While the consumer finance (CF) market propped up its contribution to the national loan book by 19.7 per cent in 2018, up 3 per cent on-year, the percentage has been perceived to be relatively low compared to the figures recorded in the period of 2013-2017, according the financial data provider FiinGroup (previously StoxPlus).
The local CF sector reported a compound annual growth rate (CAGR) of 59 per cent year-on-year (YoY) during this period. The overall growth of 2018 nevertheless cooled down to 30.4 per cent YoY. Finance companies, despite experiencing strong growth in early years, could not sustain such speed last year. The growth slumped to 15 per cent YoY compared to 38 per cent YoY in 2017.
Competition intensified as new players entered the picture.

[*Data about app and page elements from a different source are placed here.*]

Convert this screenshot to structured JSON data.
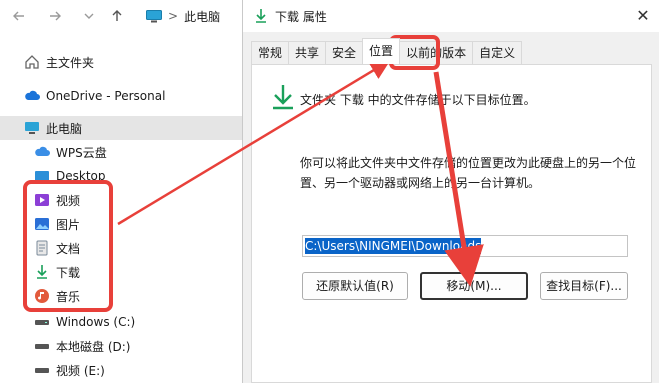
{
  "explorer": {
    "breadcrumb": {
      "separator": ">",
      "current": "此电脑"
    },
    "tree": [
      {
        "label": "主文件夹",
        "icon": "home-icon"
      },
      {
        "label": "OneDrive - Personal",
        "icon": "onedrive-cloud-icon"
      },
      {
        "label": "此电脑",
        "icon": "this-pc-icon",
        "selected": true
      },
      {
        "label": "WPS云盘",
        "icon": "wps-cloud-icon"
      },
      {
        "label": "Desktop",
        "icon": "desktop-folder-icon"
      },
      {
        "label": "视频",
        "icon": "videos-folder-icon"
      },
      {
        "label": "图片",
        "icon": "pictures-folder-icon"
      },
      {
        "label": "文档",
        "icon": "documents-folder-icon"
      },
      {
        "label": "下载",
        "icon": "downloads-folder-icon"
      },
      {
        "label": "音乐",
        "icon": "music-folder-icon"
      },
      {
        "label": "Windows (C:)",
        "icon": "drive-icon"
      },
      {
        "label": "本地磁盘 (D:)",
        "icon": "drive-icon"
      },
      {
        "label": "视频 (E:)",
        "icon": "drive-icon"
      }
    ]
  },
  "dialog": {
    "title": "下载 属性",
    "close_glyph": "✕",
    "tabs": [
      "常规",
      "共享",
      "安全",
      "位置",
      "以前的版本",
      "自定义"
    ],
    "active_tab": "位置",
    "info_line": "文件夹 下载 中的文件存储于以下目标位置。",
    "description": "你可以将此文件夹中文件存储的位置更改为此硬盘上的另一个位置、另一个驱动器或网络上的另一台计算机。",
    "path_value": "C:\\Users\\NINGMEI\\Downloads",
    "buttons": {
      "restore_default": "还原默认值(R)",
      "move": "移动(M)...",
      "find_target": "查找目标(F)..."
    }
  },
  "colors": {
    "annotation_red": "#e8403a",
    "downloads_green": "#1aa05a",
    "selection_blue": "#0a64c8"
  }
}
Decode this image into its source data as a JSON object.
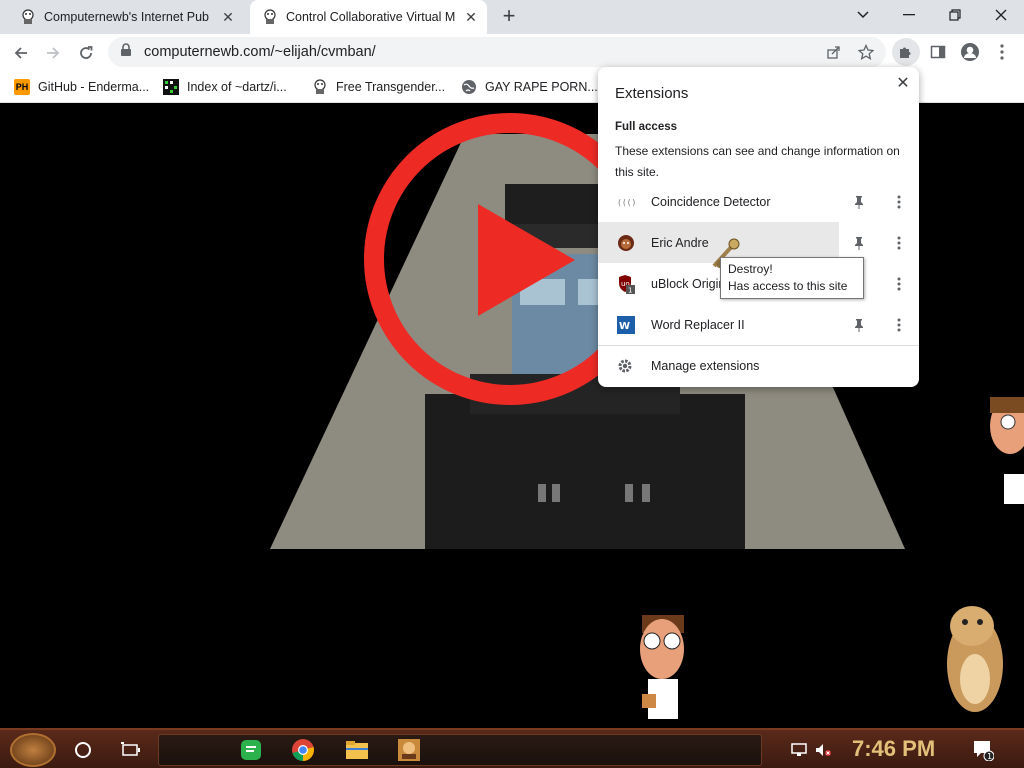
{
  "browser": {
    "tabs": [
      {
        "title": "Computernewb's Internet Pub",
        "active": false
      },
      {
        "title": "Control Collaborative Virtual M",
        "active": true
      }
    ],
    "url": "computernewb.com/~elijah/cvmban/",
    "bookmarks": [
      {
        "label": "GitHub - Enderma...",
        "icon": "PH"
      },
      {
        "label": "Index of ~dartz/i...",
        "icon": "grid-icon"
      },
      {
        "label": "Free Transgender...",
        "icon": "mascot-icon"
      },
      {
        "label": "GAY RAPE PORN...",
        "icon": "globe-icon"
      }
    ]
  },
  "extensions": {
    "title": "Extensions",
    "section": "Full access",
    "description": "These extensions can see and change information on this site.",
    "items": [
      {
        "name": "Coincidence Detector"
      },
      {
        "name": "Eric Andre"
      },
      {
        "name": "uBlock Origin",
        "badge": "1"
      },
      {
        "name": "Word Replacer II"
      }
    ],
    "manage": "Manage extensions"
  },
  "tooltip": {
    "line1": "Destroy!",
    "line2": "Has access to this site"
  },
  "taskbar": {
    "clock": "7:46 PM",
    "notification_count": "1"
  },
  "colors": {
    "play_button": "#ee2a24",
    "taskbar": "#4a2214",
    "clock": "#e3c079"
  }
}
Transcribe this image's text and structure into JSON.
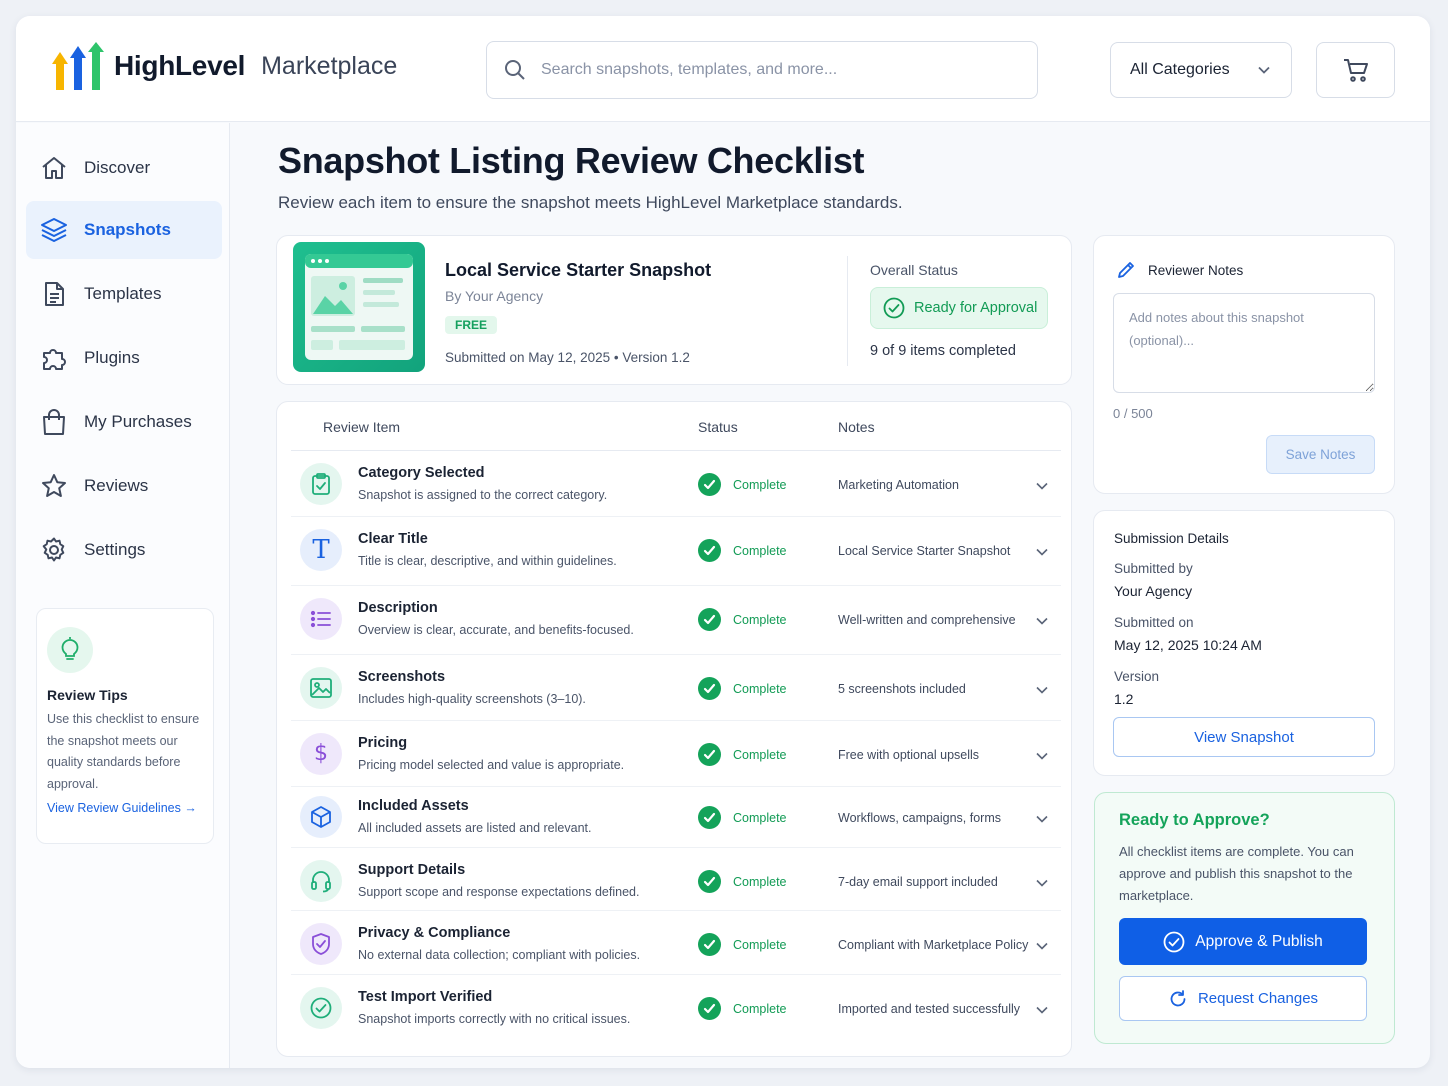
{
  "header": {
    "brand": "HighLevel",
    "brand_sub": "Marketplace",
    "search_placeholder": "Search snapshots, templates, and more...",
    "category": "All Categories"
  },
  "sidebar": {
    "items": [
      {
        "label": "Discover",
        "icon": "home-icon"
      },
      {
        "label": "Snapshots",
        "icon": "layers-icon",
        "active": true
      },
      {
        "label": "Templates",
        "icon": "document-icon"
      },
      {
        "label": "Plugins",
        "icon": "puzzle-icon"
      },
      {
        "label": "My Purchases",
        "icon": "shopping-bag-icon"
      },
      {
        "label": "Reviews",
        "icon": "star-icon"
      },
      {
        "label": "Settings",
        "icon": "gear-icon"
      }
    ],
    "tips": {
      "title": "Review Tips",
      "body": "Use this checklist to ensure the snapshot meets our quality standards before approval.",
      "link": "View Review Guidelines →"
    }
  },
  "page": {
    "title": "Snapshot Listing Review Checklist",
    "subtitle": "Review each item to ensure the snapshot meets HighLevel Marketplace standards."
  },
  "snapshot": {
    "name": "Local Service Starter Snapshot",
    "by": "By Your Agency",
    "price_badge": "FREE",
    "submitted_line": "Submitted on May 12, 2025  •  Version 1.2",
    "overall_label": "Overall Status",
    "overall_status": "Ready for Approval",
    "completed": "9 of 9 items completed"
  },
  "table": {
    "headers": {
      "item": "Review Item",
      "status": "Status",
      "notes": "Notes"
    },
    "rows": [
      {
        "title": "Category Selected",
        "desc": "Snapshot is assigned to the correct category.",
        "status": "Complete",
        "note": "Marketing Automation",
        "icon": "clipboard-icon"
      },
      {
        "title": "Clear Title",
        "desc": "Title is clear, descriptive, and within guidelines.",
        "status": "Complete",
        "note": "Local Service Starter Snapshot",
        "icon": "text-icon"
      },
      {
        "title": "Description",
        "desc": "Overview is clear, accurate, and benefits-focused.",
        "status": "Complete",
        "note": "Well-written and comprehensive",
        "icon": "list-icon"
      },
      {
        "title": "Screenshots",
        "desc": "Includes high-quality screenshots (3–10).",
        "status": "Complete",
        "note": "5 screenshots included",
        "icon": "image-icon"
      },
      {
        "title": "Pricing",
        "desc": "Pricing model selected and value is appropriate.",
        "status": "Complete",
        "note": "Free with optional upsells",
        "icon": "dollar-icon"
      },
      {
        "title": "Included Assets",
        "desc": "All included assets are listed and relevant.",
        "status": "Complete",
        "note": "Workflows, campaigns, forms",
        "icon": "box-icon"
      },
      {
        "title": "Support Details",
        "desc": "Support scope and response expectations defined.",
        "status": "Complete",
        "note": "7-day email support included",
        "icon": "headset-icon"
      },
      {
        "title": "Privacy & Compliance",
        "desc": "No external data collection; compliant with policies.",
        "status": "Complete",
        "note": "Compliant with Marketplace Policy",
        "icon": "shield-icon"
      },
      {
        "title": "Test Import Verified",
        "desc": "Snapshot imports correctly with no critical issues.",
        "status": "Complete",
        "note": "Imported and tested successfully",
        "icon": "check-circle-icon"
      }
    ]
  },
  "notes": {
    "title": "Reviewer Notes",
    "placeholder": "Add notes about this snapshot (optional)...",
    "count": "0 / 500",
    "save": "Save Notes"
  },
  "details": {
    "title": "Submission Details",
    "submitted_by_label": "Submitted by",
    "submitted_by": "Your Agency",
    "submitted_on_label": "Submitted on",
    "submitted_on": "May 12, 2025 10:24 AM",
    "version_label": "Version",
    "version": "1.2",
    "view_button": "View Snapshot"
  },
  "approve": {
    "title": "Ready to Approve?",
    "body": "All checklist items are complete. You can approve and publish this snapshot to the marketplace.",
    "primary": "Approve & Publish",
    "secondary": "Request Changes"
  },
  "colors": {
    "primary": "#0f5fe6",
    "success": "#14a35a",
    "active_nav_bg": "#eaf2fd"
  }
}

If in 2015, there were only a handful of finance companies active in the CF market, the 2018 consumer credit segment saw 16 active and licensed CF companies, not including the alternative lending and pay-day loan platforms.
MCredit had an impressive performance last year when it took over 5 per cent of market share by the second year following its launch, thanks to the strong focus on cash loans.

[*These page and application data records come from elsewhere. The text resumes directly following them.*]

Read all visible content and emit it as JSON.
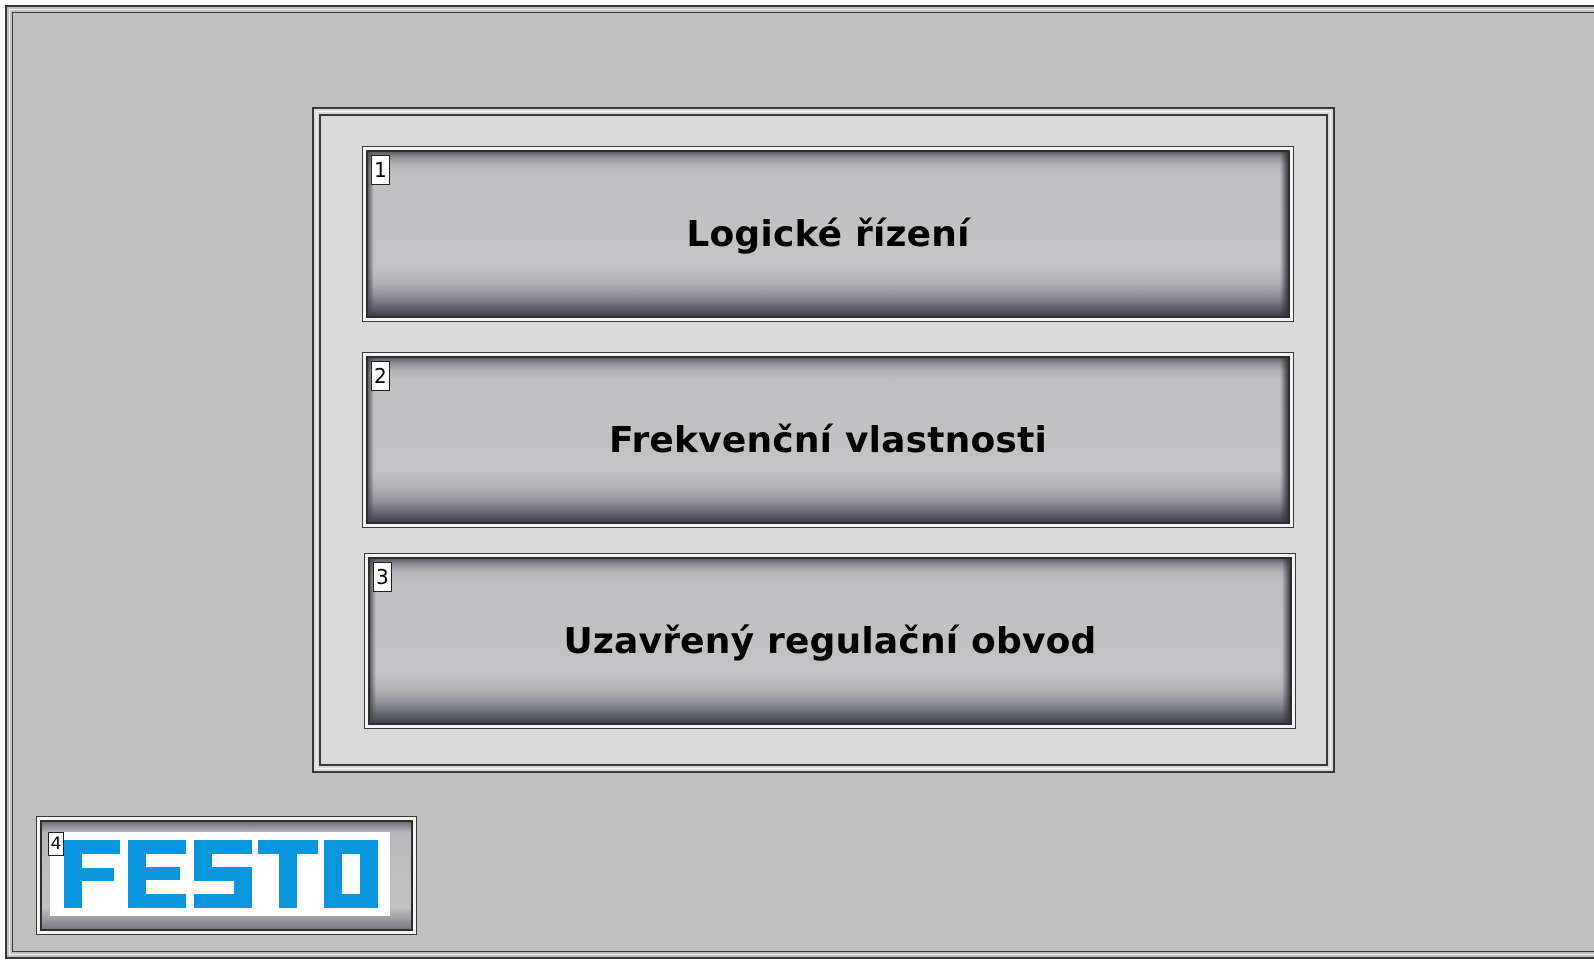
{
  "menu": {
    "buttons": [
      {
        "number": "1",
        "label": "Logické řízení"
      },
      {
        "number": "2",
        "label": "Frekvenční vlastnosti"
      },
      {
        "number": "3",
        "label": "Uzavřený regulační obvod"
      }
    ]
  },
  "logo": {
    "number": "4",
    "text": "FESTO",
    "color": "#0a96dc"
  }
}
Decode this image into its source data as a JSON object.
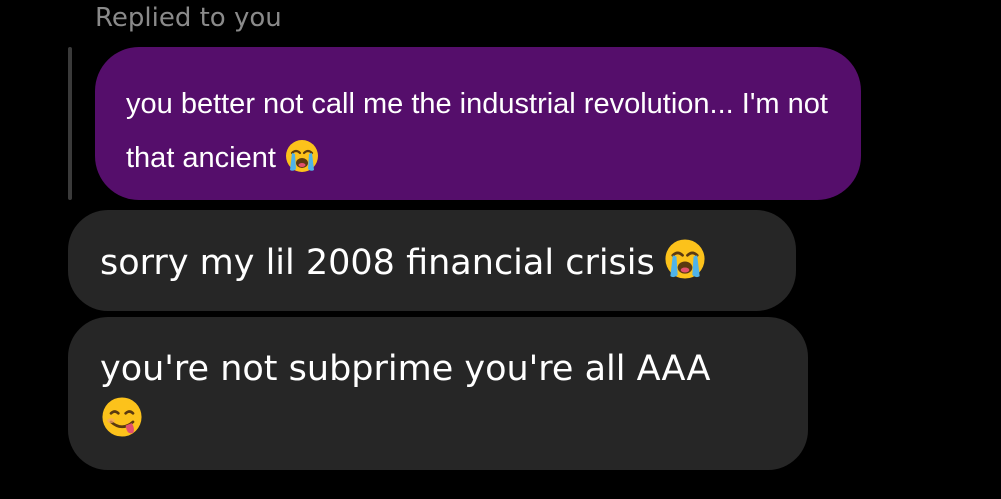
{
  "thread": {
    "reply_label": "Replied to you",
    "quoted_message": {
      "text": "you better not call me the industrial revolution... I'm not that ancient",
      "emoji": "loudly-crying-face",
      "bubble_color": "#550e6b"
    },
    "messages": [
      {
        "text": "sorry my lil 2008 financial crisis",
        "emoji": "loudly-crying-face",
        "bubble_color": "#262626"
      },
      {
        "text": "you're not subprime you're all AAA",
        "emoji": "face-savoring-food",
        "bubble_color": "#262626"
      }
    ]
  },
  "colors": {
    "background": "#000000",
    "label": "#8a8a8a",
    "reply_bar": "#3a3a3a",
    "text": "#ffffff"
  }
}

The company, in particular, witnessed a rocketing growth of 254 per cent. FiinGroup expects there is still room for the company’s growth judging from its loan/debt coverage at only 96 per cent. Nevertheless, the focus on only cash loans would increase risks for the company when its non-performing loan (NPL) currently belonged to the most alarming group, at 6 per cent.

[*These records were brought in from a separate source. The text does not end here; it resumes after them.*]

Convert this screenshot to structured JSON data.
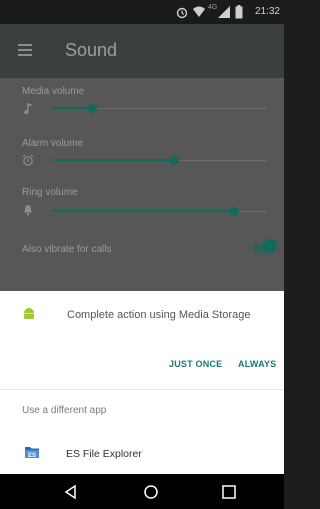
{
  "status_bar": {
    "time": "21:32",
    "network": "4G",
    "icons": [
      "alarm-icon",
      "wifi-icon",
      "signal-icon",
      "battery-icon"
    ]
  },
  "toolbar": {
    "title": "Sound",
    "menu_icon": "menu-icon"
  },
  "settings": {
    "media": {
      "label": "Media volume",
      "icon": "music-note-icon",
      "level": 0.18
    },
    "alarm": {
      "label": "Alarm volume",
      "icon": "alarm-clock-icon",
      "level": 0.56
    },
    "ring": {
      "label": "Ring volume",
      "icon": "bell-icon",
      "level": 0.92
    },
    "vibrate": {
      "label": "Also vibrate for calls",
      "enabled": true
    }
  },
  "sheet": {
    "title": "Complete action using Media Storage",
    "just_once": "JUST ONCE",
    "always": "ALWAYS",
    "different_app": "Use a different app",
    "app_name": "ES File Explorer"
  },
  "navbar": {
    "icons": [
      "back-icon",
      "home-icon",
      "recents-icon"
    ]
  },
  "colors": {
    "accent": "#0f6b5b",
    "button": "#1b7a6d",
    "sheet_bg": "#ffffff",
    "toolbar_bg": "#3a403f"
  }
}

Like MCredit, other aggressive players who prioritise market share growth and profitability albeit lower asset quality include FE Credit, HD Saison and Toyota Finance.
FE Credit has been the pioneer in this aggressive strategy through launching new products and investments in technology innovations. Its considerable loan growth of 19 per cent was accompanied by the high NPL at 6 per cent. Accordingly, its provision was marked high at 65 per cent of total operating income.
The company, though the biggest player still, incurred a slight decrease in its market share from 48.9 per cent in 2017 to 47.3 per cent in 2018.
With the unique characteristic of a company which offers collateralised, automobile loans for Toyota cars, Toyota Finance has limited net interest margin (NIM) and profitability. Nevertheless, thanks to Vietnam’s strong demand for cars, the company recorded robust loan book growth.
In contrast to three formers, HD Saison experienced a decline in its growth due to the company’s change of direction from expanding coverage to focusing on existing customers within its ecosystem (HDBank – VietJet – HD Saison).
Financial ratios among selected finance companies -Cautious group
As opposed to the aggressive players, caution ones are those seen with relatively slower growth rate and lower NPL, yet attaining stronger asset quality and capital adequacy.
The outlier of this group is Mirae Assets, which gained a drastic growth of 79 per cent as the company started to focus on cash loans as its growth driver, while NPL still approached the average rate of 5 per cent. Nonetheless, this was not translated into higher profitability, according to FiinGroup.
Home Credit, meanwhile, continued enjoying high NIM, return on asset (ROA), return on equity (ROE) and net profit margin (NPM), with a low NPL at only 4 percent, thanks to its robust risk management and technology platform. In the near future, stronger growth is expected due to its strategic partnerships with e-wallet issuer Momo.
JACCS is another case of conservative player when the company experienced a modest credit growth due to the decreased number of new contracts and automobile loans. Being the pioneer in credit card market among finance companies, however, do not guarantee JACCS a prominent position, when the company’s more cautious approach has allowed newer entrants (FE Credit, Home Credit) with more aggressive strategies to take over credit card and other segments.
Currently under transition to the management of Shinhan Bank, Prudential Finance’s growth slowed to the lowest level of 1 per cent among the group because of no new loans recorded. This has allowed a decrease in costs, which resulted in better operational efficiency. However, FiinGroup expects the indicators to change radically once Shinhan Bank has actively participated in the company’s operating activities, which could mean new products, strong financial support, and a change in strategy.